A study by researchers at Yale University has found that the abnormal immune system response that causes multiple sclerosis can be triggered by a lack of a specific fatty acid in fat tissue.
Multiple sclerosis is characterized by attacking and damaging the central nervous system, which the researchers found could be treated with a change in diet that helps some people with this autoimmune disease.
According to the study, published in The Journal of Clinical Investigation, fatty tissue in patients diagnosed with multiple sclerosis lacks normal levels of oleic acid, a monounsaturated fatty acid found in high levels in avocado and other foods such as meats, cheese, nuts, sunflower seeds, eggs, pasta, milk, olives and others.
The lack of these fatty acids results in a loss of metabolic sensors that activate T cells that mediate the immune system’s response to infectious diseases, including attacks on healthy cells of the central nervous system, according to the researchers.

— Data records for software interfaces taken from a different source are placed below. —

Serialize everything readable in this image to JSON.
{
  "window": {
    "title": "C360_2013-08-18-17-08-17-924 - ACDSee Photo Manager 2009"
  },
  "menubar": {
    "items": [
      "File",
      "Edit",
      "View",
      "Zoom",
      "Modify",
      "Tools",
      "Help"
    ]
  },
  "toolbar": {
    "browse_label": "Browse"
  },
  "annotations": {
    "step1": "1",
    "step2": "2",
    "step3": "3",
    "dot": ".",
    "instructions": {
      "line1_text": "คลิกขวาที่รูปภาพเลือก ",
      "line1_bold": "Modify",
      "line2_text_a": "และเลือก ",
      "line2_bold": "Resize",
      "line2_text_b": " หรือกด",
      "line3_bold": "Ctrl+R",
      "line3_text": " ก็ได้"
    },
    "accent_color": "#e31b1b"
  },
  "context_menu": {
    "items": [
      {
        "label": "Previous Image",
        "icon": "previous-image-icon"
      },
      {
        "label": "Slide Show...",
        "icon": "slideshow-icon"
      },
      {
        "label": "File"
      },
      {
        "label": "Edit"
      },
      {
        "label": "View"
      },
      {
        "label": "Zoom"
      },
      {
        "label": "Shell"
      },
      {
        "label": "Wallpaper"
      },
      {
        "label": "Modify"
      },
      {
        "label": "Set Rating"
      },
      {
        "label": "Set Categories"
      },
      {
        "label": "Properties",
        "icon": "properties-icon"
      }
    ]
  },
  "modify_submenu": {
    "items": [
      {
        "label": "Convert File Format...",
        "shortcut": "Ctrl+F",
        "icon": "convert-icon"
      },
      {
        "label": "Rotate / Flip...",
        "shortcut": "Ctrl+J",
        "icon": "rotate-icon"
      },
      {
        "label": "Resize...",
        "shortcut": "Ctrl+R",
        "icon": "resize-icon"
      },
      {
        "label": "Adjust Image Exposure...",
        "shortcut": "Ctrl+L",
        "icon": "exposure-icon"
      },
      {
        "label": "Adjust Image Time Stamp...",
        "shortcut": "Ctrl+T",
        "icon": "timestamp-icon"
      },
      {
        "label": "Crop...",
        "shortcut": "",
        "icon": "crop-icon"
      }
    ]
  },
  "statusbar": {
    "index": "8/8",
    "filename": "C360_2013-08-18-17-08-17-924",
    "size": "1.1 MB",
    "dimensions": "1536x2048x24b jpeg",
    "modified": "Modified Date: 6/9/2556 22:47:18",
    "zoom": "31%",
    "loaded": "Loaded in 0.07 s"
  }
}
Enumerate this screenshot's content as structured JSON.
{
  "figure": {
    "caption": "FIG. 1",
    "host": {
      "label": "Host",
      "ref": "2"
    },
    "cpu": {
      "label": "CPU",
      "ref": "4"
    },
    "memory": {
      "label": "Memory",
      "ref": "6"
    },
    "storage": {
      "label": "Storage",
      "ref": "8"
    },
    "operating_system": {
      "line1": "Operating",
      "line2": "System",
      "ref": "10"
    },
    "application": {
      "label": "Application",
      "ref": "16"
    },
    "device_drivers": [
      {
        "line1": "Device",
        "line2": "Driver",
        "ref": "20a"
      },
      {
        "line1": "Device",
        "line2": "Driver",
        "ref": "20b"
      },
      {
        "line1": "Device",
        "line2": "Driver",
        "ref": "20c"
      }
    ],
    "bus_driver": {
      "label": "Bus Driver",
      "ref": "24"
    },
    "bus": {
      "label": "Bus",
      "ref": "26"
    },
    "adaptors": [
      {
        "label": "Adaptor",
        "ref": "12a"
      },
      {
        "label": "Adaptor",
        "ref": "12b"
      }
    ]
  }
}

“We have known for some time that both genetics and the environment play a role in the development of multiple sclerosis. This paper suggests that one of the environmental factors involved is diet”the study authors explain.
Loss of vision, pain, lack of coordination and other debilitating symptoms are signs of multiple sclerosis, however, researchers believe that more studies are needed to determine if and to what extent a diet rich in oleic acid can help patients with this disease.